TO DO:
Please return each of the entries that follow, unchanged in every word.

[Source records]
----------
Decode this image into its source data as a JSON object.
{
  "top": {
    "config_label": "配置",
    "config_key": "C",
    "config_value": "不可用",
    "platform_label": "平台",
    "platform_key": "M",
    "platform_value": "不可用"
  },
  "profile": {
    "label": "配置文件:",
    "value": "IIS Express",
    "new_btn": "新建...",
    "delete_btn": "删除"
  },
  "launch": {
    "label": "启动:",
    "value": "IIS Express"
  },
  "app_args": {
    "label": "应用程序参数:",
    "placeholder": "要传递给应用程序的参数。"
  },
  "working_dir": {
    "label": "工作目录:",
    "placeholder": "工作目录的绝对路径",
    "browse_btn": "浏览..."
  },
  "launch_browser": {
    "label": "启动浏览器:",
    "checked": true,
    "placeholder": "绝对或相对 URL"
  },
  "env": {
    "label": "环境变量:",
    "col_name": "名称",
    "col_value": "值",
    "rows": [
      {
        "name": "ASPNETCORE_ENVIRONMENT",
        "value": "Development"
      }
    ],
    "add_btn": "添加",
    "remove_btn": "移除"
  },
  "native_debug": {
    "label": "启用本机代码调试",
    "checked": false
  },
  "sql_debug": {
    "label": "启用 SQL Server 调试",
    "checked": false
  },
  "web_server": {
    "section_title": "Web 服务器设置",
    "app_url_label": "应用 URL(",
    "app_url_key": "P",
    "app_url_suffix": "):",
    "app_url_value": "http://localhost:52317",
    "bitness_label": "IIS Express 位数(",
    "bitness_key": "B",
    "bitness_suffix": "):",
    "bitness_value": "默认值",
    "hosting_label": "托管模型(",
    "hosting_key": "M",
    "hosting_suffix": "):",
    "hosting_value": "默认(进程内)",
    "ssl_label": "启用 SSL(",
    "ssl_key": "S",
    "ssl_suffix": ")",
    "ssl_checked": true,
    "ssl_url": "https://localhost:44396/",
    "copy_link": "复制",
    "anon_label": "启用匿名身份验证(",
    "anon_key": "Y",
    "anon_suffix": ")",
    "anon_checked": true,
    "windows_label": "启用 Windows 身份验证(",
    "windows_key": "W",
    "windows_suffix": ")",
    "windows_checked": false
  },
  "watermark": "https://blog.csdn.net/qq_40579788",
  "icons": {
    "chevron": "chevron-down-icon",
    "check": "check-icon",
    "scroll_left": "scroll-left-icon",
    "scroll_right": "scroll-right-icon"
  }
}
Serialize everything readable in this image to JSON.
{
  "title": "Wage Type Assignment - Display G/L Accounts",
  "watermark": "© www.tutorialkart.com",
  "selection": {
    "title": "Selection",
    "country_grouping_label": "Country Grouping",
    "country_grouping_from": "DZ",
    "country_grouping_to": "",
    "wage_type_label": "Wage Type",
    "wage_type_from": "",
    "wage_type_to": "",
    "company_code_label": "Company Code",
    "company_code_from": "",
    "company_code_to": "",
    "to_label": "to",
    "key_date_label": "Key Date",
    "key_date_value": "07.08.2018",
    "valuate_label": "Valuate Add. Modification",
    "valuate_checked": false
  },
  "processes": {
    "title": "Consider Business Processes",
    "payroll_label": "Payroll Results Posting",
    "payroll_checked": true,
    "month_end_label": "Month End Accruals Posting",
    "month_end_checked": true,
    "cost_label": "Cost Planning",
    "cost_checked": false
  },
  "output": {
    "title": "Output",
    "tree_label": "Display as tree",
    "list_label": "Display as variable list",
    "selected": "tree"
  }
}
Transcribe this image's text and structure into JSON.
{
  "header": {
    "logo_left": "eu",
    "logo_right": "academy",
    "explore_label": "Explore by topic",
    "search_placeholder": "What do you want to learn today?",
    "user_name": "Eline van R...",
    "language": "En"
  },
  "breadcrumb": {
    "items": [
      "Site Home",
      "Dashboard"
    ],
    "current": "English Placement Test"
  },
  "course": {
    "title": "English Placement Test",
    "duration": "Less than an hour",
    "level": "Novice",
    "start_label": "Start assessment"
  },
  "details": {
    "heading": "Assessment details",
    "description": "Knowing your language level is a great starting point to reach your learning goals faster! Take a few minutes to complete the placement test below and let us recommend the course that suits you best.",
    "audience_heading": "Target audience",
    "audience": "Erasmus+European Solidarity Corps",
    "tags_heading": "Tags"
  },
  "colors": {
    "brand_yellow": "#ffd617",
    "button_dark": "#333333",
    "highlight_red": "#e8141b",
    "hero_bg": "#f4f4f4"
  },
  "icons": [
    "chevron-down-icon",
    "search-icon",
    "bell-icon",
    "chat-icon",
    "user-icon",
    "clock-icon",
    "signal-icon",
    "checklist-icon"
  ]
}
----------
EXERCISE OUTPUT:
Decode this image into its source data as a JSON object.
{
  "top": {
    "config_label": "配置",
    "config_key": "C",
    "config_value": "不可用",
    "platform_label": "平台",
    "platform_key": "M",
    "platform_value": "不可用"
  },
  "profile": {
    "label": "配置文件:",
    "value": "IIS Express",
    "new_btn": "新建...",
    "delete_btn": "删除"
  },
  "launch": {
    "label": "启动:",
    "value": "IIS Express"
  },
  "app_args": {
    "label": "应用程序参数:",
    "placeholder": "要传递给应用程序的参数。"
  },
  "working_dir": {
    "label": "工作目录:",
    "placeholder": "工作目录的绝对路径",
    "browse_btn": "浏览..."
  },
  "launch_browser": {
    "label": "启动浏览器:",
    "checked": true,
    "placeholder": "绝对或相对 URL"
  },
  "env": {
    "label": "环境变量:",
    "col_name": "名称",
    "col_value": "值",
    "rows": [
      {
        "name": "ASPNETCORE_ENVIRONMENT",
        "value": "Development"
      }
    ],
    "add_btn": "添加",
    "remove_btn": "移除"
  },
  "native_debug": {
    "label": "启用本机代码调试",
    "checked": false
  },
  "sql_debug": {
    "label": "启用 SQL Server 调试",
    "checked": false
  },
  "web_server": {
    "section_title": "Web 服务器设置",
    "app_url_label": "应用 URL(",
    "app_url_key": "P",
    "app_url_suffix": "):",
    "app_url_value": "http://localhost:52317",
    "bitness_label": "IIS Express 位数(",
    "bitness_key": "B",
    "bitness_suffix": "):",
    "bitness_value": "默认值",
    "hosting_label": "托管模型(",
    "hosting_key": "M",
    "hosting_suffix": "):",
    "hosting_value": "默认(进程内)",
    "ssl_label": "启用 SSL(",
    "ssl_key": "S",
    "ssl_suffix": ")",
    "ssl_checked": true,
    "ssl_url": "https://localhost:44396/",
    "copy_link": "复制",
    "anon_label": "启用匿名身份验证(",
    "anon_key": "Y",
    "anon_suffix": ")",
    "anon_checked": true,
    "windows_label": "启用 Windows 身份验证(",
    "windows_key": "W",
    "windows_suffix": ")",
    "windows_checked": false
  },
  "watermark": "https://blog.csdn.net/qq_40579788",
  "icons": {
    "chevron": "chevron-down-icon",
    "check": "check-icon",
    "scroll_left": "scroll-left-icon",
    "scroll_right": "scroll-right-icon"
  }
}
Serialize everything readable in this image to JSON.
{
  "title": "Wage Type Assignment - Display G/L Accounts",
  "watermark": "© www.tutorialkart.com",
  "selection": {
    "title": "Selection",
    "country_grouping_label": "Country Grouping",
    "country_grouping_from": "DZ",
    "country_grouping_to": "",
    "wage_type_label": "Wage Type",
    "wage_type_from": "",
    "wage_type_to": "",
    "company_code_label": "Company Code",
    "company_code_from": "",
    "company_code_to": "",
    "to_label": "to",
    "key_date_label": "Key Date",
    "key_date_value": "07.08.2018",
    "valuate_label": "Valuate Add. Modification",
    "valuate_checked": false
  },
  "processes": {
    "title": "Consider Business Processes",
    "payroll_label": "Payroll Results Posting",
    "payroll_checked": true,
    "month_end_label": "Month End Accruals Posting",
    "month_end_checked": true,
    "cost_label": "Cost Planning",
    "cost_checked": false
  },
  "output": {
    "title": "Output",
    "tree_label": "Display as tree",
    "list_label": "Display as variable list",
    "selected": "tree"
  }
}
Transcribe this image's text and structure into JSON.
{
  "header": {
    "logo_left": "eu",
    "logo_right": "academy",
    "explore_label": "Explore by topic",
    "search_placeholder": "What do you want to learn today?",
    "user_name": "Eline van R...",
    "language": "En"
  },
  "breadcrumb": {
    "items": [
      "Site Home",
      "Dashboard"
    ],
    "current": "English Placement Test"
  },
  "course": {
    "title": "English Placement Test",
    "duration": "Less than an hour",
    "level": "Novice",
    "start_label": "Start assessment"
  },
  "details": {
    "heading": "Assessment details",
    "description": "Knowing your language level is a great starting point to reach your learning goals faster! Take a few minutes to complete the placement test below and let us recommend the course that suits you best.",
    "audience_heading": "Target audience",
    "audience": "Erasmus+European Solidarity Corps",
    "tags_heading": "Tags"
  },
  "colors": {
    "brand_yellow": "#ffd617",
    "button_dark": "#333333",
    "highlight_red": "#e8141b",
    "hero_bg": "#f4f4f4"
  },
  "icons": [
    "chevron-down-icon",
    "search-icon",
    "bell-icon",
    "chat-icon",
    "user-icon",
    "clock-icon",
    "signal-icon",
    "checklist-icon"
  ]
}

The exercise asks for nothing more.